When adding video to the wines’ product pages, Edelman’s team wondered whether the videos should automatically play, or wait to be clicked by visitors before playing. The team asked Wine Enthusiast’s Twitter followers about the idea.

“We thought about testing it but said ‘hey, let’s ask our audience.’ And we got a huge, huge response to never do auto-play. ‘We hate auto-play,’ they said. It was such as negative response that we didn’t even bother testing,” Edelman says.

There you have it. Twitter can be used as a quick way to get your audience’s opinion, in addition to its other marketing applications, such as branding, PR, and promotion.

Adam T. Sutton

About Adam T. Sutton

Adam T. Sutton, Senior Reporter, MarketingSherpa
Adam generates content for MarketingSherpa's Email and Inbound Marketing newsletters. His years of experience in interviewing marketers and conveying their insights has spanned topics such as search marketing, social media marketing, ecommerce, email and more. Adam previously powered the content behind MarketingSherpa's Search and Consumer-marketing newsletters and carries that experience into his new role. Today, in addition to writing articles, he contributes content to the MarketingExperiments and MarketingSherpa blogs, as well as MECLABS webinars, workshops and summits.

Prior to joining MarketingSherpa, Adam was the Managing Editor at the Mequoda group. There he created content and promotions for the company's daily email newsletter and managed its schedule.

Categories: Consumer Marketing, Ecommerce Eretail Tags: , , ,



  1. Andy McMillan
    May 26th, 2009 at 11:59 | #1

    Based on the limited information provided in this column, I would be inclined to say this is an interesting case study, but more as an example of what NOT to do. The Wine Spectator casually opted to treat their twitter community as representative of their entire online audience, with no supporting data. How much more interesting (and useful) this would have been if they had gone ahead with testing the two video options and learning just how correlated the two audiences are. It might even have led to explorations of why they are different (assuming they are) and perhaps some useful targeting based on those insights. Surveys that are easy to do but that lack audience alignment or statistical validity are the bane of online marketing!

    andy

  2. May 31st, 2009 at 18:26 | #2

    Is there any reason to believe the Twitter audience might react differently to auto-play than non-Twitterers? I doubt it. Does the response make sense to you. Yep. So, quite rightly, move onto something else. There are an unlimited range of things you could be testing and researching in any business.
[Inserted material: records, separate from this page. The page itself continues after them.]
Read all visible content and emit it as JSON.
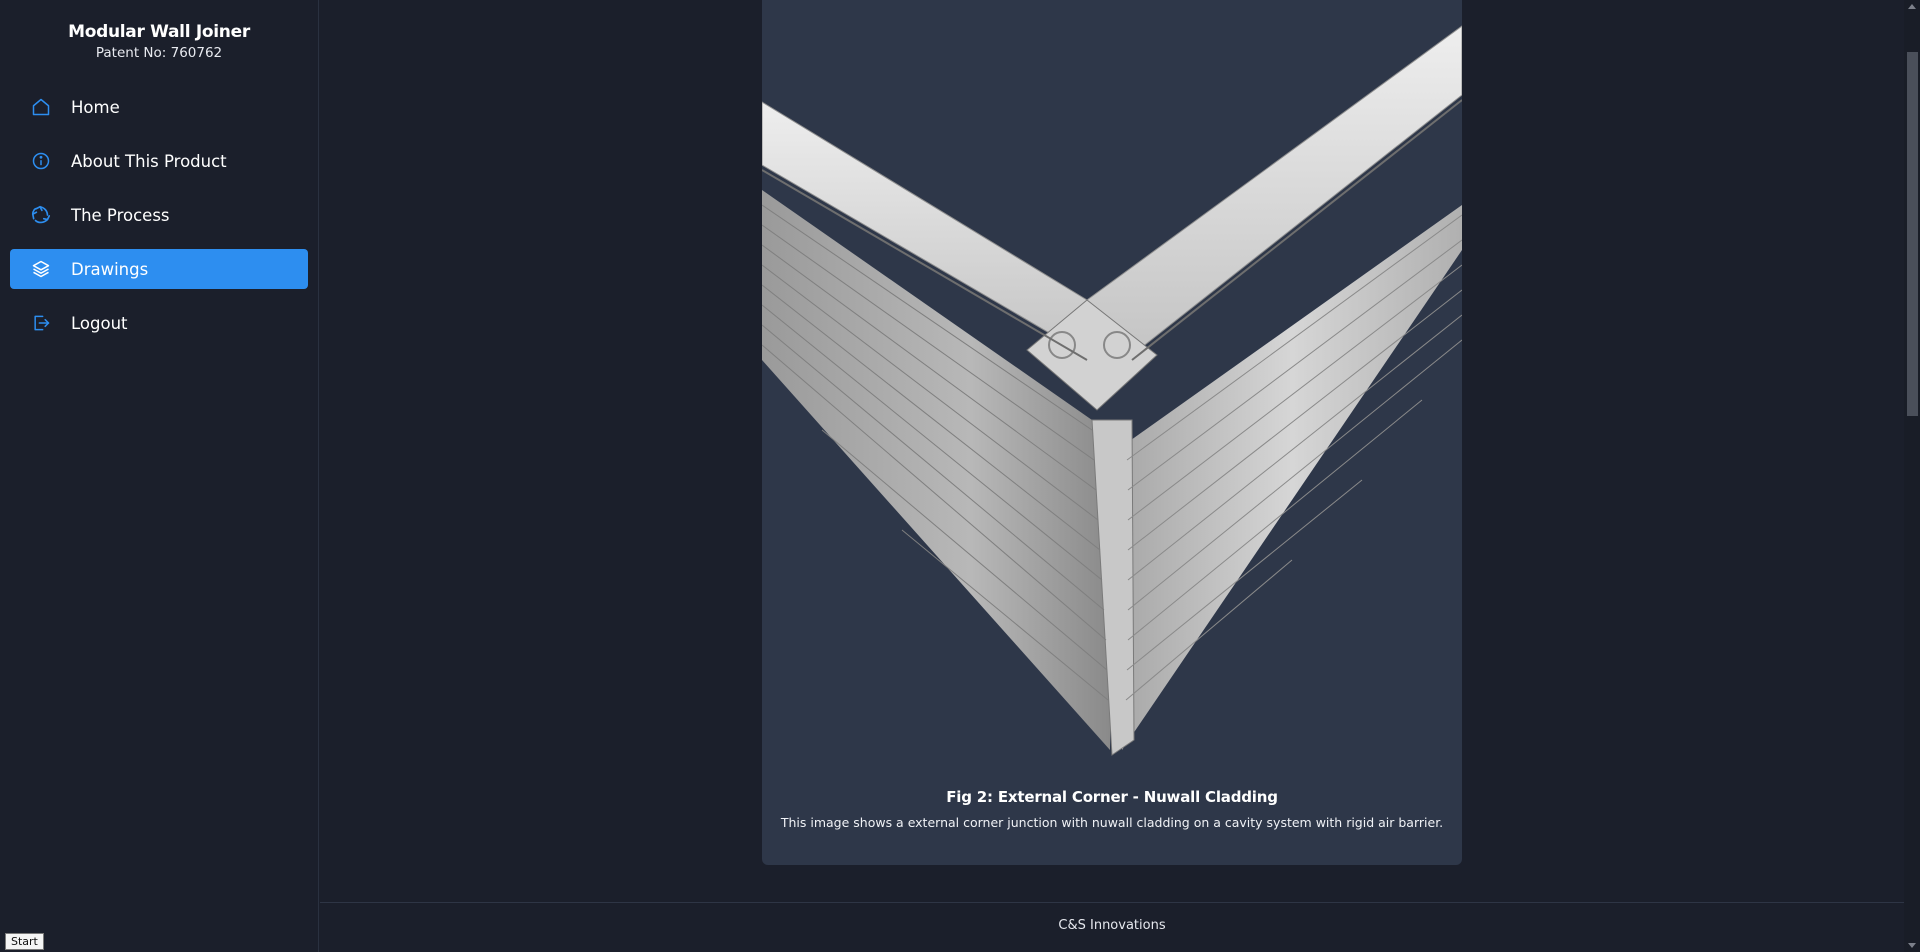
{
  "sidebar": {
    "title": "Modular Wall Joiner",
    "subtitle": "Patent No: 760762",
    "items": [
      {
        "label": "Home",
        "icon": "home-icon"
      },
      {
        "label": "About This Product",
        "icon": "info-icon"
      },
      {
        "label": "The Process",
        "icon": "recycle-icon"
      },
      {
        "label": "Drawings",
        "icon": "layers-icon",
        "active": true
      },
      {
        "label": "Logout",
        "icon": "logout-icon"
      }
    ]
  },
  "main": {
    "figure": {
      "title": "Fig 2: External Corner - Nuwall Cladding",
      "description": "This image shows a external corner junction with nuwall cladding on a cavity system with rigid air barrier."
    }
  },
  "footer": {
    "text": "C&S Innovations"
  },
  "tooltip": {
    "text": "Start"
  },
  "colors": {
    "accent": "#2d8ef0",
    "background": "#1b1f2b",
    "card": "#2e3749"
  }
}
It sounds to me like the Wine Enthusiast team took a very reasonable approach.

We no longer accept comments on the MarketingSherpa blog, but we'd love to hear what you've learned about customer-first marketing. Send us a Letter to the Editor to share your story.